%%
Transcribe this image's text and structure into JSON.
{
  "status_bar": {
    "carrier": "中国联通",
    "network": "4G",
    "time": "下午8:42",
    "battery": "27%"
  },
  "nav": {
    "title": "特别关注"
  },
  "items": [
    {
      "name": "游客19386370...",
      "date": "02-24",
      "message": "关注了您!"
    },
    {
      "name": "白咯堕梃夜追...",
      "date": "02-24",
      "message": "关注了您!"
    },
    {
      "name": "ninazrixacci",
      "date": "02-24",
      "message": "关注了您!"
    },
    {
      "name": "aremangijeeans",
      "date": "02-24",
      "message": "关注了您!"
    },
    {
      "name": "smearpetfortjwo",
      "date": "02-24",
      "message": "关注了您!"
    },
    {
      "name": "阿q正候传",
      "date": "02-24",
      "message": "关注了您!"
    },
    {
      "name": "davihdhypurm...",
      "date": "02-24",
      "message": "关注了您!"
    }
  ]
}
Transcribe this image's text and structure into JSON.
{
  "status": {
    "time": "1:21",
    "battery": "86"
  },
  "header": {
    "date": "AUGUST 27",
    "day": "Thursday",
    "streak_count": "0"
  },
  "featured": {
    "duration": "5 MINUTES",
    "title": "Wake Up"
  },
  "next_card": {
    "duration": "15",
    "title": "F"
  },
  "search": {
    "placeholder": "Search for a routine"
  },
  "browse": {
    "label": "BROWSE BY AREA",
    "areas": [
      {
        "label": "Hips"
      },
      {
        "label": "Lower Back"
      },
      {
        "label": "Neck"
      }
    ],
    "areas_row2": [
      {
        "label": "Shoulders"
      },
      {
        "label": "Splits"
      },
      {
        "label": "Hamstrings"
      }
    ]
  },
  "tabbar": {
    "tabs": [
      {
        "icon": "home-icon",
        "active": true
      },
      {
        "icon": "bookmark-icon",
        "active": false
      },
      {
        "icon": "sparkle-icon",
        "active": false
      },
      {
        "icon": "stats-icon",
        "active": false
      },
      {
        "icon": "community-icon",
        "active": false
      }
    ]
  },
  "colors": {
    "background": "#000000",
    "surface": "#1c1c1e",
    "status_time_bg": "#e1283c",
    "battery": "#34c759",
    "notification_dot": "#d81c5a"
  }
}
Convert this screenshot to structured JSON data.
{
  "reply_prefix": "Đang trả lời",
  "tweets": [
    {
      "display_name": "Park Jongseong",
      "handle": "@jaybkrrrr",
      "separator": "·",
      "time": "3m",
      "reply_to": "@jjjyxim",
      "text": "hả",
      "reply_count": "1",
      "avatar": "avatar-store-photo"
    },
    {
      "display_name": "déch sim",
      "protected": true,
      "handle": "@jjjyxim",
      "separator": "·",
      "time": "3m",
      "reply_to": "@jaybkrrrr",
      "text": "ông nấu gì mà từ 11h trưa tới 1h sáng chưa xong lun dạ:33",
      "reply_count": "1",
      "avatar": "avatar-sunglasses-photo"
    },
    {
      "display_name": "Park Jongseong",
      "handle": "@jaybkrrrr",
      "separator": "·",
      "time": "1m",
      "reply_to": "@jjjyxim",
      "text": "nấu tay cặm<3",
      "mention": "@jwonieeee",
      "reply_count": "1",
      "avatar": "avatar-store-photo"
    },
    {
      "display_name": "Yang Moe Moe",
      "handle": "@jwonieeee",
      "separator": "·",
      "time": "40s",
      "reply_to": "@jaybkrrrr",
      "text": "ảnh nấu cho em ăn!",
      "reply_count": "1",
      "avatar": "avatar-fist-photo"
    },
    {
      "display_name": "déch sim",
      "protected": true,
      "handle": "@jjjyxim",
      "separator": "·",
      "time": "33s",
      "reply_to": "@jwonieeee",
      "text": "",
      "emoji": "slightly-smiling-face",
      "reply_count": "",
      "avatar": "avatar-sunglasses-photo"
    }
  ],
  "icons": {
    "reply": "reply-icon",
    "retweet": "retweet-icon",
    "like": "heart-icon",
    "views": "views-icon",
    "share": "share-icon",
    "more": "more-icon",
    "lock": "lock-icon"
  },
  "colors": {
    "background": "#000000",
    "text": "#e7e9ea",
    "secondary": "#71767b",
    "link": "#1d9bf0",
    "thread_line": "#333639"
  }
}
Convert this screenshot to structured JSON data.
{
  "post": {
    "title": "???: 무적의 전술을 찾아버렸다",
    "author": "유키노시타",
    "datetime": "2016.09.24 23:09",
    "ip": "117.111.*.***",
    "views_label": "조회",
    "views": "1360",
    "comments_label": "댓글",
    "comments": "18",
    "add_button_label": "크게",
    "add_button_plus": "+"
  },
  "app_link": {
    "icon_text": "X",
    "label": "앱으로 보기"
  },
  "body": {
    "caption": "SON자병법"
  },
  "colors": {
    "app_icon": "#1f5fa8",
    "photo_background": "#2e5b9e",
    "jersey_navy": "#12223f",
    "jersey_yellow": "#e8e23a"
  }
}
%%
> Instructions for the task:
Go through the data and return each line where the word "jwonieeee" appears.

> Solution to the problem:
      "mention": "@jwonieeee",
      "handle": "@jwonieeee",
      "reply_to": "@jwonieeee",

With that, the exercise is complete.